▶ [Aim of the task]: Check each line below for the word "title" and give the count alone.

▶ [Data for processing]:
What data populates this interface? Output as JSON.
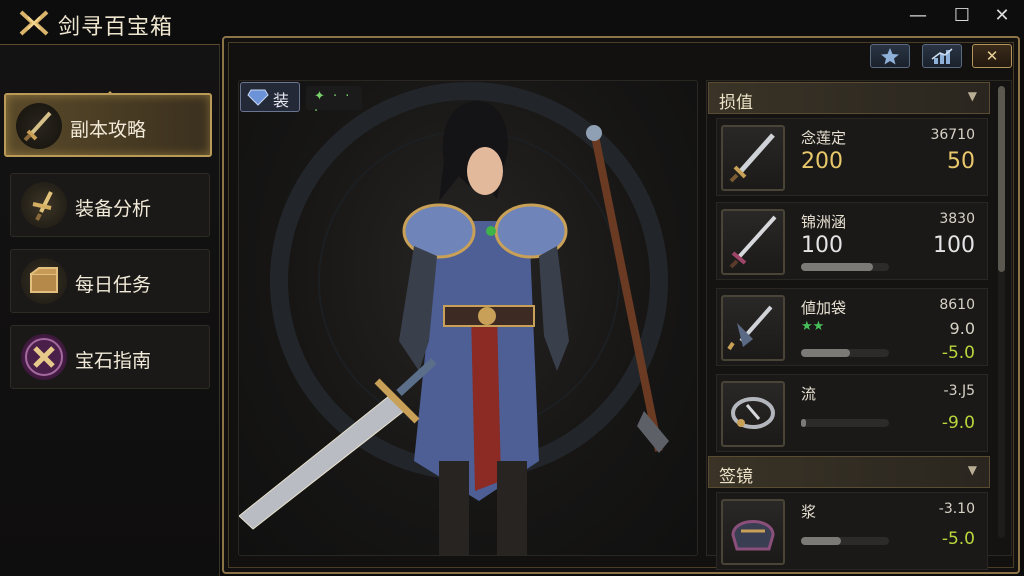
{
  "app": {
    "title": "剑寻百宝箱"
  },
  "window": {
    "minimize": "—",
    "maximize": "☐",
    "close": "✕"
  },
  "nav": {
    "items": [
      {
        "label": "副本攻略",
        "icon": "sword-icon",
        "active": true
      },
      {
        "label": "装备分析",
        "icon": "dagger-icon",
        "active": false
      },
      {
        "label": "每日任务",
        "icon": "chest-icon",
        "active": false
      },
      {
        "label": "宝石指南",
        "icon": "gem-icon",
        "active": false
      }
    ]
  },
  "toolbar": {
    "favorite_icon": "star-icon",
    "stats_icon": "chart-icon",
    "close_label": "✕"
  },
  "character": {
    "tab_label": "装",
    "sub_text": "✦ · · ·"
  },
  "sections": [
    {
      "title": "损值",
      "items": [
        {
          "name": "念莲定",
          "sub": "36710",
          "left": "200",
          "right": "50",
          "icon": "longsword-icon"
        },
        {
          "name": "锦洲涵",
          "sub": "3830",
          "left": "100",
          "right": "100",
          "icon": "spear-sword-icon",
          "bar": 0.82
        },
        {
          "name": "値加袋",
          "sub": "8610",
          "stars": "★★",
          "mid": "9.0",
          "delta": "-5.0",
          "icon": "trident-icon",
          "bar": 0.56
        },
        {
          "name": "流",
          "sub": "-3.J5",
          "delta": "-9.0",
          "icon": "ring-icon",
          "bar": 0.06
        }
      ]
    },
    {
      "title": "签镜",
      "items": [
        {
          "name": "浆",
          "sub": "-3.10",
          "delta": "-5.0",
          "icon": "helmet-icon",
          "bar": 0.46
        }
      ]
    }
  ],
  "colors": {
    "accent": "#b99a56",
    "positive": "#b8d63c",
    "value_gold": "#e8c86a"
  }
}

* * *

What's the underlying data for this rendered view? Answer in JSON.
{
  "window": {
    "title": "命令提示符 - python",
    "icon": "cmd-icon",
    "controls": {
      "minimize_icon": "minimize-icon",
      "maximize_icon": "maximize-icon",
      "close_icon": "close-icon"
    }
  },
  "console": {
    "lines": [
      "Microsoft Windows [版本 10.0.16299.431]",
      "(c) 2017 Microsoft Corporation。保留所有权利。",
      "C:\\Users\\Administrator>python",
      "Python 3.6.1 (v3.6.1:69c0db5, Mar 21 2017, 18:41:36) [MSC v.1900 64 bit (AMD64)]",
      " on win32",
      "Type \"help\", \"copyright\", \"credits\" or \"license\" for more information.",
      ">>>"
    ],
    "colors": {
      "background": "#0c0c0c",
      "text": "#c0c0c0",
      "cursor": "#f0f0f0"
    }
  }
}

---

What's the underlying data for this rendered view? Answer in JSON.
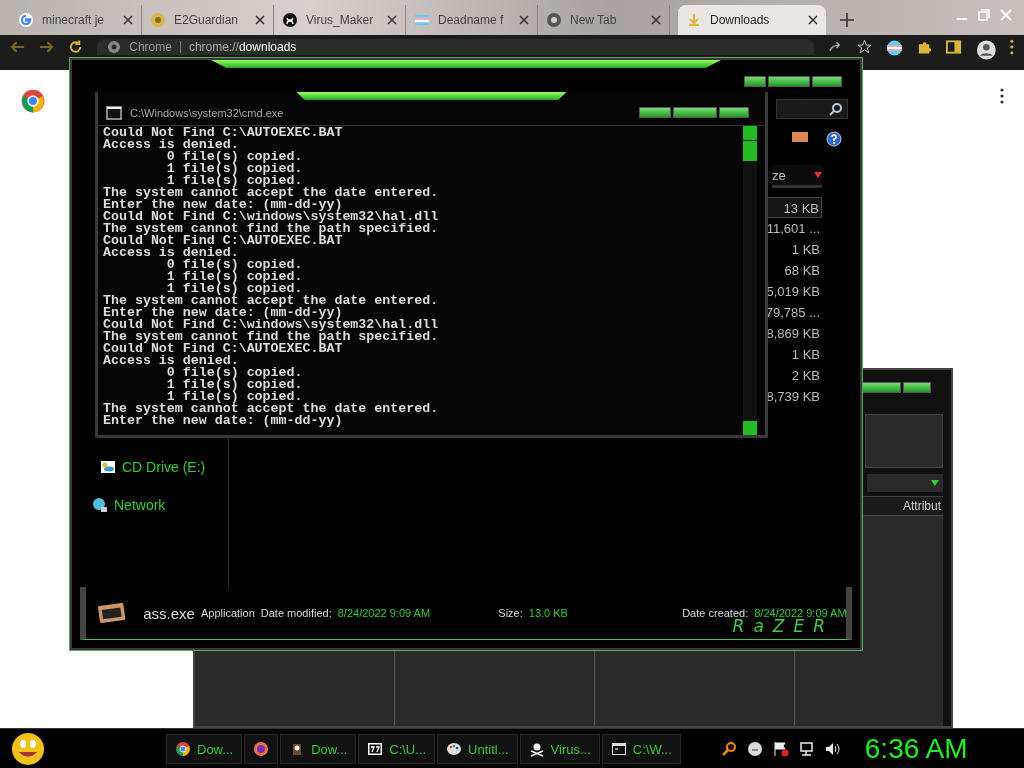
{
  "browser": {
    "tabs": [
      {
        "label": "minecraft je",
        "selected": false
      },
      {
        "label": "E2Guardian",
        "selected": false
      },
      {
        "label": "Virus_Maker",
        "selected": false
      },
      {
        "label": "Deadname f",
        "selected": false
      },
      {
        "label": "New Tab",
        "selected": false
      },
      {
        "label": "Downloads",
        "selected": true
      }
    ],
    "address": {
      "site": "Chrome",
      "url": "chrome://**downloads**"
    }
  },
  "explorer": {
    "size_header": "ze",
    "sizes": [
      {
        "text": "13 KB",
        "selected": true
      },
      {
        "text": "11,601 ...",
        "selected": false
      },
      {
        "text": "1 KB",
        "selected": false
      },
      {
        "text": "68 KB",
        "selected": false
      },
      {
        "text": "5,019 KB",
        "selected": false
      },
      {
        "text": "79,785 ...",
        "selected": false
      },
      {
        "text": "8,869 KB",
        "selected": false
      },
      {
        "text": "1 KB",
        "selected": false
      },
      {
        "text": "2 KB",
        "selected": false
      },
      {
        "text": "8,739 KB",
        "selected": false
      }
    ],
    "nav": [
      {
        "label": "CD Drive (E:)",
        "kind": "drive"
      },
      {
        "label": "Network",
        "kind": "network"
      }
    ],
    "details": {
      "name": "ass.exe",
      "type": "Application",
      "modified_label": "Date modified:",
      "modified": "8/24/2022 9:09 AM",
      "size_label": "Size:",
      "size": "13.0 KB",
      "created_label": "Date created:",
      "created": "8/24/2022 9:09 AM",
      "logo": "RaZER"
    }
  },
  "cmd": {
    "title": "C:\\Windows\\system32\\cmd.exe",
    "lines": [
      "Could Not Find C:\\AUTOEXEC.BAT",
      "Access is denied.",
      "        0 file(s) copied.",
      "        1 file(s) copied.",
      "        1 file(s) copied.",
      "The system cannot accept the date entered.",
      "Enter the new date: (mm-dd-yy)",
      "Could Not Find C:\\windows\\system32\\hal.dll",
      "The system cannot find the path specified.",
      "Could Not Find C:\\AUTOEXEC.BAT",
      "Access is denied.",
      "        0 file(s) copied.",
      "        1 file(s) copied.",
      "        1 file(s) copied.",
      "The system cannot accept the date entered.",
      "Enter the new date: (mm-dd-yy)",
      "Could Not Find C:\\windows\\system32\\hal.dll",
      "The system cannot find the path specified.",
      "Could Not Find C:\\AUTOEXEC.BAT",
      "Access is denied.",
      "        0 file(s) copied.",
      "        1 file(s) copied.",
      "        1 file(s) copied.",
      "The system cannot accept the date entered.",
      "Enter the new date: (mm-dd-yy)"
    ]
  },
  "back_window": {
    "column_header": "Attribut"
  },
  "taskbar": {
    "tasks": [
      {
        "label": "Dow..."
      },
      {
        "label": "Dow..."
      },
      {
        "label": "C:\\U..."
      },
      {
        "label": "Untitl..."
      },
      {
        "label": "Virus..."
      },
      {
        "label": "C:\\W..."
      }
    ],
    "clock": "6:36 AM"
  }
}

▶ [Response to this exercise]: 5